All but two states -- Maine and Vermont -- have laws that prohibit people with felony convictions from voting. Some states require felons to apply for clemency from the governor, who decides whether to restore voting rights on an individual basis. Others permanently ban those who have committed certain crimes -- usually violent felonies such as murder, or crimes involving children. Alabama, for example, has a prohibition on voting for those who have committed crimes of "moral turpitude," which include theft, forgery, and drug crimes. Mississippi has a long list of crimes that lead to permanent disenfranchisement, to which it added voter fraud in 2012. In other states, people with convictions are prohibited from voting only while serving their sentence.

Beginning in the late '90s, several states moved toward restoring voting rights to those with felony convictions, either allowing them to vote once they have served their sentence, or when they have completed parole or probation, said Marc Mauer, The Sentencing Project's executive director, who helped push for the change. The shift came amid a broader push to reform sentencing policies, particularly for nonviolent drug crimes, which have disproportionately incarcerated African Americans and overburdened state and federal criminal justice systems.

In the past five years, only only one state -- Delaware -- has restored some voting privileges to felons. Four states -- Iowa, Florida, South Carolina and South Dakota -- have made it more difficult for felons to win back the right to vote.

Note: Georgia was incorrectly noted as permanently disenfranchising some people with felony convictions. In fact, the law says that only those convicted of crimes of "morale turpitude" are prohibited from voting, and automatically have their rights restored after serving their prison sentence, and completing parole and probation.

Voting Early More Often

E

lections in the U.S. are generally held on weekdays -- not, as in some countries, a weekend or national holiday. That means that most people have to juggle getting to the polls with their normal workday and child-care schedule. For those with long or inflexible shifts, it can be difficult or even prohibitive to vote.

Today, all but 14 states -- mostly in the northeast and the south -- have adopted some form of early in-person voting, allowing voters to cast ballots as much as a month ahead of Election Day.

Election administrators in early-voting states say the policy helps cut down on voters' wait times and makes the process easier for poll workers, according to a 2013 survey of early-voting practices nationwide by the Brennan Center, a nonprofit group that advocates for improving the electoral process. States that allow early voting said that poll workers had more time to resolve glitches and ensure that as many people as possible were able to vote.

As more states adopt the practice, more people are choosing to vote early. The percentage of voters casting ballots in person before Election Day nearly doubled to 14 percent, from 2004 to 2012, according to a Brennan Center study found.

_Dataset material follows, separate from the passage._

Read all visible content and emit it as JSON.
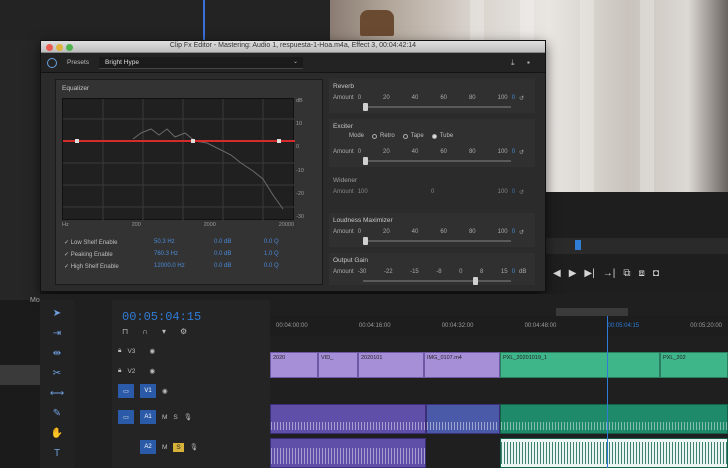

Early voters are increasingly becoming more diverse. Until recently, early voters tended to be older and whiter than the general electorate. But in 2008, African-American voters turned out early in large numbers. The Brennan Center study found that the rate of blacks who voted early nearly tripled between 2004 and 2008 in the south, where early voting rates are typically higher than the rest of the country. By 2012, African-American voters made up a disproportionate share of the early-voting population, according to Michael McDonald, a political science professor at the University of Florida who tracks demographic trends.

Since 2010, six states have passed laws to reduce the number of early voting hours, arguing that they weren't necessary. Proponents of these laws say the extra hours burdened state budgets and election administrators.